* [BRIEF] What is needed is an exact retyping of each entry, pictures excluded.

* [RECORD EXTRACTS]
+++++
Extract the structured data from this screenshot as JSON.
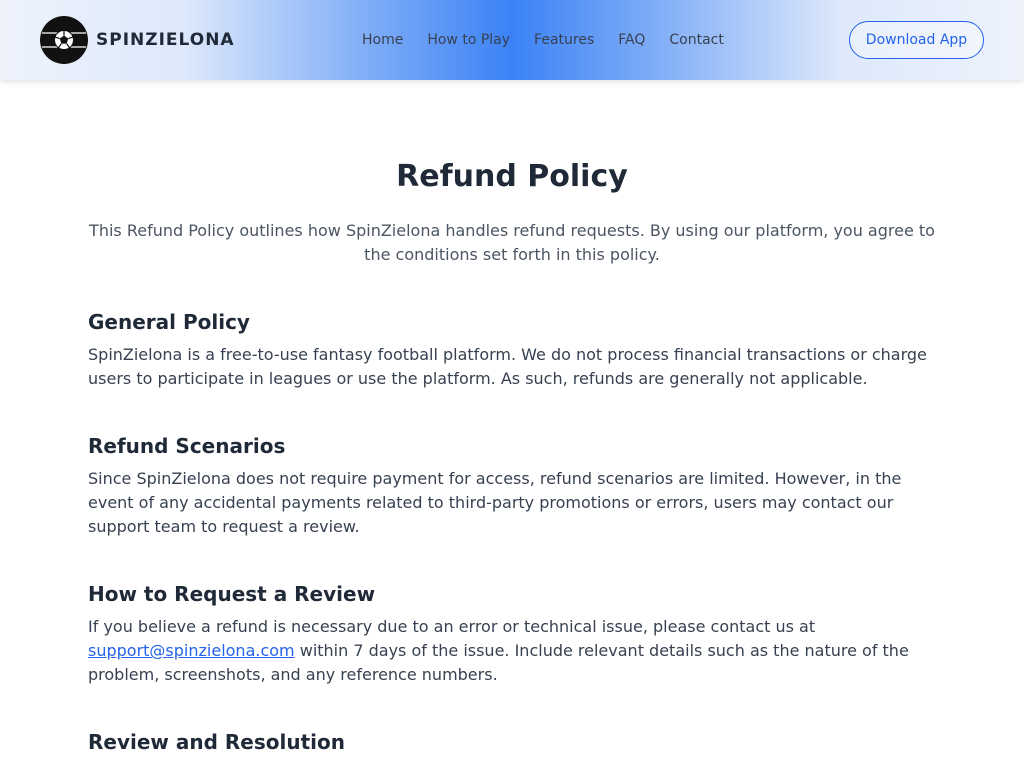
{
  "header": {
    "brand": "SPINZIELONA",
    "logo_icon": "soccer-ball-icon",
    "nav": [
      "Home",
      "How to Play",
      "Features",
      "FAQ",
      "Contact"
    ],
    "cta": "Download App"
  },
  "main": {
    "title": "Refund Policy",
    "intro": "This Refund Policy outlines how SpinZielona handles refund requests. By using our platform, you agree to the conditions set forth in this policy.",
    "sections": [
      {
        "title": "General Policy",
        "body": "SpinZielona is a free-to-use fantasy football platform. We do not process financial transactions or charge users to participate in leagues or use the platform. As such, refunds are generally not applicable."
      },
      {
        "title": "Refund Scenarios",
        "body": "Since SpinZielona does not require payment for access, refund scenarios are limited. However, in the event of any accidental payments related to third-party promotions or errors, users may contact our support team to request a review."
      },
      {
        "title": "How to Request a Review",
        "body_before": "If you believe a refund is necessary due to an error or technical issue, please contact us at ",
        "email": "support@spinzielona.com",
        "body_after": " within 7 days of the issue. Include relevant details such as the nature of the problem, screenshots, and any reference numbers."
      },
      {
        "title": "Review and Resolution"
      }
    ]
  },
  "colors": {
    "accent": "#2563eb",
    "header_gradient_center": "#3b82f6",
    "text": "#1f2937"
  }
}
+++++
* [RESULT FOR THIS EXERCISE]
Extract the structured data from this screenshot as JSON.
{
  "header": {
    "brand": "SPINZIELONA",
    "logo_icon": "soccer-ball-icon",
    "nav": [
      "Home",
      "How to Play",
      "Features",
      "FAQ",
      "Contact"
    ],
    "cta": "Download App"
  },
  "main": {
    "title": "Refund Policy",
    "intro": "This Refund Policy outlines how SpinZielona handles refund requests. By using our platform, you agree to the conditions set forth in this policy.",
    "sections": [
      {
        "title": "General Policy",
        "body": "SpinZielona is a free-to-use fantasy football platform. We do not process financial transactions or charge users to participate in leagues or use the platform. As such, refunds are generally not applicable."
      },
      {
        "title": "Refund Scenarios",
        "body": "Since SpinZielona does not require payment for access, refund scenarios are limited. However, in the event of any accidental payments related to third-party promotions or errors, users may contact our support team to request a review."
      },
      {
        "title": "How to Request a Review",
        "body_before": "If you believe a refund is necessary due to an error or technical issue, please contact us at ",
        "email": "support@spinzielona.com",
        "body_after": " within 7 days of the issue. Include relevant details such as the nature of the problem, screenshots, and any reference numbers."
      },
      {
        "title": "Review and Resolution"
      }
    ]
  },
  "colors": {
    "accent": "#2563eb",
    "header_gradient_center": "#3b82f6",
    "text": "#1f2937"
  }
}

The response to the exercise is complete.